▶ TASK TO CARRY OUT:
Although the records contain pictures, only their text should be set down, exactly as written.

▶ GIVEN ENTRIES:
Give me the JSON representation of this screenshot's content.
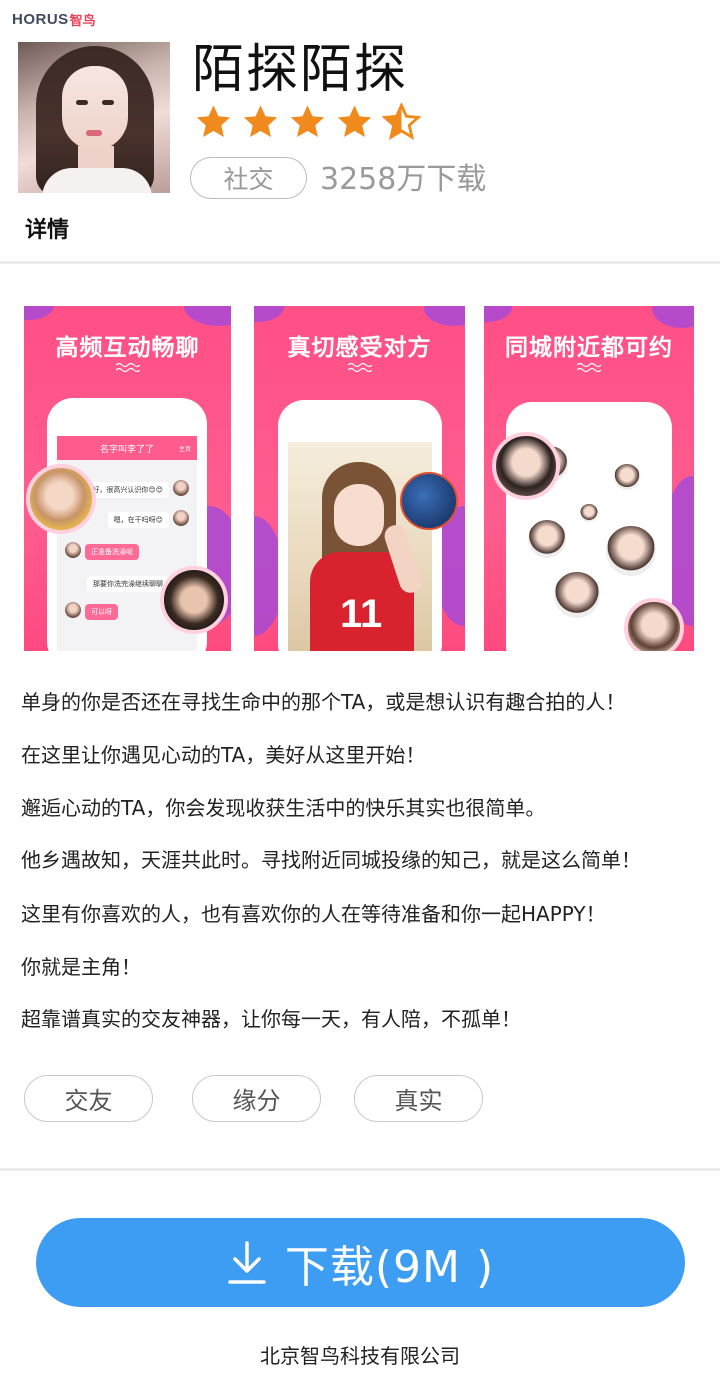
{
  "brand": {
    "name": "HORUS",
    "name_cn": "智鸟"
  },
  "app": {
    "name": "陌探陌探",
    "rating": 4.5,
    "rating_max": 5,
    "category": "社交",
    "downloads": "3258万下载"
  },
  "details_label": "详情",
  "screenshots": [
    {
      "title": "高频互动畅聊",
      "chat_header": "名字叫李了了",
      "chat_header_right": "主页",
      "messages": [
        {
          "side": "right",
          "text": "好，很高兴认识你😊😊"
        },
        {
          "side": "right",
          "text": "嗯，在干吗呀😊"
        },
        {
          "side": "left",
          "text": "正准备洗澡呢"
        },
        {
          "side": "right",
          "text": "那要你洗完澡继续聊聊"
        },
        {
          "side": "left",
          "text": "可以呀"
        }
      ]
    },
    {
      "title": "真切感受对方",
      "jersey_number": "11"
    },
    {
      "title": "同城附近都可约"
    }
  ],
  "description": [
    "单身的你是否还在寻找生命中的那个TA，或是想认识有趣合拍的人！",
    "在这里让你遇见心动的TA，美好从这里开始！",
    "邂逅心动的TA，你会发现收获生活中的快乐其实也很简单。",
    "他乡遇故知，天涯共此时。寻找附近同城投缘的知己，就是这么简单！",
    "这里有你喜欢的人，也有喜欢你的人在等待准备和你一起HAPPY！",
    "你就是主角！",
    "超靠谱真实的交友神器，让你每一天，有人陪，不孤单！"
  ],
  "tags": [
    "交友",
    "缘分",
    "真实"
  ],
  "download_button": {
    "label": "下载(9M )",
    "color": "#3d9df2"
  },
  "company": "北京智鸟科技有限公司",
  "colors": {
    "star": "#f08a1c",
    "screenshot_bg": "#ff5b8d",
    "accent_purple": "#a84ad6"
  }
}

▶ ANSWER AREA:
Give me the JSON representation of this screenshot's content.
{
  "brand": {
    "name": "HORUS",
    "name_cn": "智鸟"
  },
  "app": {
    "name": "陌探陌探",
    "rating": 4.5,
    "rating_max": 5,
    "category": "社交",
    "downloads": "3258万下载"
  },
  "details_label": "详情",
  "screenshots": [
    {
      "title": "高频互动畅聊",
      "chat_header": "名字叫李了了",
      "chat_header_right": "主页",
      "messages": [
        {
          "side": "right",
          "text": "好，很高兴认识你😊😊"
        },
        {
          "side": "right",
          "text": "嗯，在干吗呀😊"
        },
        {
          "side": "left",
          "text": "正准备洗澡呢"
        },
        {
          "side": "right",
          "text": "那要你洗完澡继续聊聊"
        },
        {
          "side": "left",
          "text": "可以呀"
        }
      ]
    },
    {
      "title": "真切感受对方",
      "jersey_number": "11"
    },
    {
      "title": "同城附近都可约"
    }
  ],
  "description": [
    "单身的你是否还在寻找生命中的那个TA，或是想认识有趣合拍的人！",
    "在这里让你遇见心动的TA，美好从这里开始！",
    "邂逅心动的TA，你会发现收获生活中的快乐其实也很简单。",
    "他乡遇故知，天涯共此时。寻找附近同城投缘的知己，就是这么简单！",
    "这里有你喜欢的人，也有喜欢你的人在等待准备和你一起HAPPY！",
    "你就是主角！",
    "超靠谱真实的交友神器，让你每一天，有人陪，不孤单！"
  ],
  "tags": [
    "交友",
    "缘分",
    "真实"
  ],
  "download_button": {
    "label": "下载(9M )",
    "color": "#3d9df2"
  },
  "company": "北京智鸟科技有限公司",
  "colors": {
    "star": "#f08a1c",
    "screenshot_bg": "#ff5b8d",
    "accent_purple": "#a84ad6"
  }
}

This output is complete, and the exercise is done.